She also said: "I would love if it was a bit more interesting from the spectators' point of view. Now, you don't know who's shot, you don't hear anything. A shot is made and there is no reaction so you won't know until an end is over who's good or bad. You could use technology to show who's shot stone, or overhead cameras. Different things have been discussed - we just need to be trying something that makes it different."

They were both aware of the experiments used at a trial event during the World Junior Championships earlier in the season, which involved lights, music, synchronised deliveries and other innovations, under the supervision of WCF Vice-President Hugh Millikin.

About that, Sander said: "Hugh's trying some new rules and I think you've got to throw everything at it. If it doesn't work...well, we've tried." He added: "Mixed Doubles right now is close to the normal game but maybe we should make a whole different discipline with allotted times, making more of a show with light-shows and music to make it more entertaining. As Hugh has said before, we could make it the beach volleyball of the Winter Olympics."
Turning to grass-roots activities, in Canada the Calgary Winter Club has a Mixed Doubles success story, as Brenda Rogers (pictured right), who is one of the WCF's top umpires when she's not helping run her club, explains.

"We've completed three years of a Mixed Doubles programme of upwards of twelve teams that we run in two eight-week sessions - eight weeks before Christmas and eight after Christmas. We were the first league in Canada and it's growing - absolutely. There's a lot of interest in getting families involved and we've got people coming from other sports who are not curlers taking it up. They love it and they're enjoying it - two tennis players have even joined our men's curling league with another team, they like it so much."

Brenda explains that, for her club, it really has been an easy entry into the sport for some people. But there is another bonus, for existing curlers.
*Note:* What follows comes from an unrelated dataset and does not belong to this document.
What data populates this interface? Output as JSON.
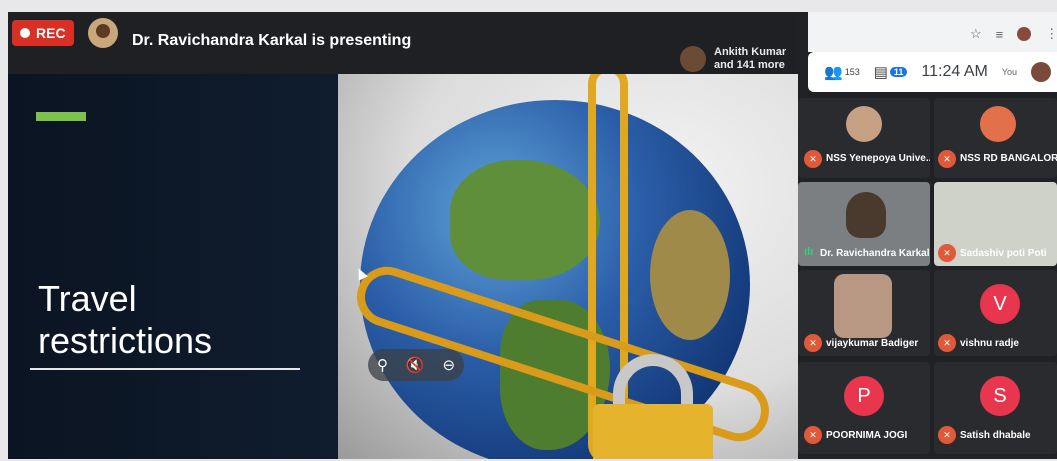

She explained:"The other thing it's done is that some of our curlers who are normally front end players and who have never had the opportunity of playing in the house, are coming into the house now and they are advancing."

The Calgary Winter Club Mixed Doubles programme enjoys a peak Saturday morning slot and that gives another advantage. Brenda said: "Because we're multi-sports we might have parents playing whose children are doing something else at the club at the same time".
Now, the future direction of Mixed Doubles is in the hands of the IOC.

During the Sochi Championship, IOC President Thomas Bach joined Russian Federation Deputy Prime Minister and President of the Russian Olympic Committee, Alexander Zhukov, to see for themselves what Mixed Doubles can offer.

They were hosted by WCF President Kate Caithness and she said: "I was delighted to be able to host President Bach and Russian Olympic President Zhukov personally during this event. They were able to see first-hand what an exciting addition Mixed Doubles Curling could be to the Olympic programme.”

The way forward for the discipline will now be decided in Lausanne, Switzerland at the start of June. Whatever the outcome, this discipline is certainly growing fast and become an increasingly attractive addition to the sport of curling.
WCF President Kate Caithness welcomed IOC President Thomas Bach (right) and Russian Federation Deputy Prime Minister and President of the Russian Olympic Committee, Alexander Zhukov (left) to the World Mixed Doubles Curling Championship 2015 in Sochi, Russia Photo: WCF/Alina Pavlyuchik